God is Always There for You

Thursday, July 7th, 2011

Thursday of 13th Week of Ordinary Time

Gen 44: 18-21, 23b-29: 45: 1-5; Mt 10: 7-15

Dc. Larry Brockman


It sounds like a clear condemnation from Jesus, that those who don’t listen to his Evangelists, are doomed to be condemned and condemned harshly.  He even says it will go worse for them than the people of Sodom and Gomorrah.  And those people were violently destroyed!  


And yet, look at the mercy God the Father through Joseph bestowed on Jacob’s other errant sons.  These men definitely did not follow the will of God when they sold their brother Joseph into slavery.  But Joseph says at the end of this reading:  “It was really for the sake of saving lives that God sent me here ahead of you”, making It almost sound like God willed that Joseph be sold into slavery!   

Indeed, there is such a contrast between these two readings and it’s kind of in reverse compared to the norm we are used to where the God of the Old Testament seems harsher,   and the God of the New Testament seems more merciful.  So, what gives? 

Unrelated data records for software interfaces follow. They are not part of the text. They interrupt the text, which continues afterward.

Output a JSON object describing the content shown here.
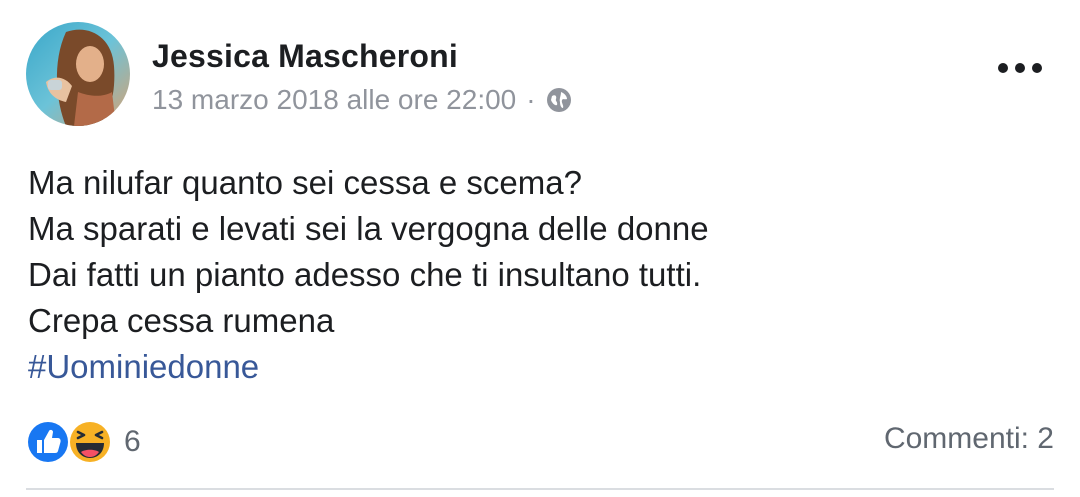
{
  "post": {
    "author": "Jessica Mascheroni",
    "timestamp": "13 marzo 2018 alle ore 22:00",
    "separator": "·",
    "privacy_icon": "globe-icon",
    "menu_icon": "more-options-icon",
    "lines": [
      "Ma nilufar quanto sei cessa e scema?",
      "Ma sparati e levati sei la vergogna delle donne",
      "Dai fatti un pianto adesso che ti insultano tutti.",
      "Crepa cessa rumena"
    ],
    "hashtag": "#Uominiedonne"
  },
  "footer": {
    "reaction_icons": [
      "like-icon",
      "haha-icon"
    ],
    "reaction_count": "6",
    "comments_label": "Commenti: 2"
  },
  "colors": {
    "text": "#1c1e21",
    "meta": "#90949c",
    "hashtag": "#385898",
    "like_blue": "#1877f2",
    "haha_yellow": "#f7b125"
  }
}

Well, I think that people are challenged to live the life that God intends for them- God’s will for them, alright.  But let’s face it- things happen.  Fortunately for us, when we sin, life is not like what happens if you fall off a tall building.  God does cut us some slack.  Each moment of our life God is there offering us a new plan to repent and harmonize ourselves with His plan, even as we go wrong.  It is kind of like these new GPS devices in our cars.  When you make a mistake, the device right away calculates a correction.  Oh, we have to face the consequences of the mistakes, alright, just like the consequences of missing our turn or exit on the road.  But the correction is offered to us by God immediately, relentlessly merciful in His approach, just like these GPS devices offer us an alternative right away.


Jacob’s sons made a big mistake, and they had to face the consequences.  One of those consequences was the famine that they experienced as a family.  Fortunately for them, it was in God’s plan to bless Joseph as he was offered his alternate path to God’s plan for him once he was sold into slavery. 


What God teaches us in the New Testament is that He hates to be ignored, not listened to, put on the back burner, and rejected.  It is then that His attitude is severe.  The Evangelists in the Gospel are commissioned to spread the Good News.  But when folks ignore it and reject the Good News, they are turning their back on the constant reform that is offered to them.  Jesus is advising His Evangelists to be harsh under these circumstances.  But to those who listen, who are in tune with God’s ever present urges to respond to Him even as we fail, God will be merciful and kind to us.


And that’s the Good News.  No matter what you’ve done; God is always there for you, even in the midst of your sin, urging you to repent and make a correction.  And just like Jacob’s family in the Old Testament story, you will be blessed when you get back on track.